    Epping History

    By the mid-12th century a settlement known as Epping Heath, had developed south of Epping Upland as a result of the vigorous clearing of the forest for cultivation. In 1253 King Henry III conveyed the right to hold a weekly market in Epping Street which helped to establish the town as a centre of trade and has continued to the present day. The linear village of Epping Heath developed slowly into a small main-road town and by the early 19th century considerable development had taken place along what is now High Street and Hemnall Street.

    A number of listed buildings, most dating from the 18th century, line both sides of the High Street although many were substantially altered internally during the 19th century. The original parish church, first mentioned in 1177, was All Saints’ in Epping Upland, the nave and chancel of which date from the 13th Century. In 1833, the 14th-century chapel of St John the Baptist in the High Road was rebuilt in the Gothic Revival style. It became the parish church of Epping in 1888 and was again rebuilt.

    General Info

    Epping is a market town and civil parish in the Epping Forest district of the County of Essex, England. It is located 3 miles northeast of Loughton, 5 miles south of Harlow and 11 miles northwest of Brentwood. Although it is the terminus for London Underground’s Central Line, the town retains some elements of rurality, being surrounded by Epping Forest and working farmland. Epping has many very old buildings, some of which are Grade I and II listed buildings. The town also retains its weekly market which is held every Monday and dates back to 1253.

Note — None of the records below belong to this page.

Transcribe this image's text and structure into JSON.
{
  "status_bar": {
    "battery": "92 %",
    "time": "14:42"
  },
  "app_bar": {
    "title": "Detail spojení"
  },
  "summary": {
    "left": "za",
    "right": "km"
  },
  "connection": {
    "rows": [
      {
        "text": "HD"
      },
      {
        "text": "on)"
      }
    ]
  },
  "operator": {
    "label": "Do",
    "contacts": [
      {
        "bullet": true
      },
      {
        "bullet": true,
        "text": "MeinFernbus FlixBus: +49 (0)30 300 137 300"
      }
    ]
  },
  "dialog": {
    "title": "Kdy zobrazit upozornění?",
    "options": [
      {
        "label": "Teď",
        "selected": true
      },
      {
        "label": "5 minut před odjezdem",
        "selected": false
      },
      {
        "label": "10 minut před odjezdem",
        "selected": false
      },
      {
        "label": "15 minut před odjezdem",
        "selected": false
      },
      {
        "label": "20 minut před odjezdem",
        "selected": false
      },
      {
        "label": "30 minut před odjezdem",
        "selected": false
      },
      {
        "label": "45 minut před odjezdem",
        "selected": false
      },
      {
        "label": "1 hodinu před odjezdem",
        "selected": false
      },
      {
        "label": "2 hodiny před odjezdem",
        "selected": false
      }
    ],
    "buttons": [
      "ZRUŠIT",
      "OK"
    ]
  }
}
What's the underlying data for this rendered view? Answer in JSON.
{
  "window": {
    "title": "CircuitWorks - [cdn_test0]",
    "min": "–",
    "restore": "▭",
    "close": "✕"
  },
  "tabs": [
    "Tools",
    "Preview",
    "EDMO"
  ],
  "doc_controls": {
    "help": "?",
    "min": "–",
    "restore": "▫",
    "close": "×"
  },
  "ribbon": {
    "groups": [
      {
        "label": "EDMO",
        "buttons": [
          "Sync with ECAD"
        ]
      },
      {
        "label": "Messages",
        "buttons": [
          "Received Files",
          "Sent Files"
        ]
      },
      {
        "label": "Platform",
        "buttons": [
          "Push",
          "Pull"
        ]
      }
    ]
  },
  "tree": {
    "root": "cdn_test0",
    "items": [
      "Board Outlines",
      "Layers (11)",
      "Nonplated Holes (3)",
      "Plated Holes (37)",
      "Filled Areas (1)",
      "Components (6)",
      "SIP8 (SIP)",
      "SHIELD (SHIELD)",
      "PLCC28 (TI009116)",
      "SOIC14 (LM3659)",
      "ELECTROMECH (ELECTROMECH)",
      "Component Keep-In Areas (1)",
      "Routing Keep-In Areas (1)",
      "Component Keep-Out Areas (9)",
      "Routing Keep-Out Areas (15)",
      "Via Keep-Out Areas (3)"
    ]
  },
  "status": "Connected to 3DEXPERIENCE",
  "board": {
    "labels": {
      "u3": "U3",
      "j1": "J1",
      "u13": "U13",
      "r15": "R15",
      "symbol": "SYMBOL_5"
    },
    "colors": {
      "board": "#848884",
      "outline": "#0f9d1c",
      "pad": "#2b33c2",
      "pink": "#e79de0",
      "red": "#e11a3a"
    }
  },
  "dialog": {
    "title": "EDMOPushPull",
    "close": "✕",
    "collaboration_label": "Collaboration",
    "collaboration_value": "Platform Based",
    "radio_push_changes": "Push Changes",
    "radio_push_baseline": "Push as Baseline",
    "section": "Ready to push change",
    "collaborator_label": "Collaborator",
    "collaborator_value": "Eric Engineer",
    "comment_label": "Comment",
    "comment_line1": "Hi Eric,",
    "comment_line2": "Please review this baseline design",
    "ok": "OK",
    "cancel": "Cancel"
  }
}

    In 2001 the parish had a population of 11,047 although this has increased marginally since then to 11,461 at the 2011 Census. Epping has been twinned with the German town of Eppingen in north-west Baden-Württemberg since 1981. Although the once-famous Epping Butter, which was highly sought after in the 18th and 19th centuries, is no longer made, the well-known Epping sausages are still manufactured by Church’s Butchers who have been trading on the same site since 1888.

    Headstone Concrete Bases Epping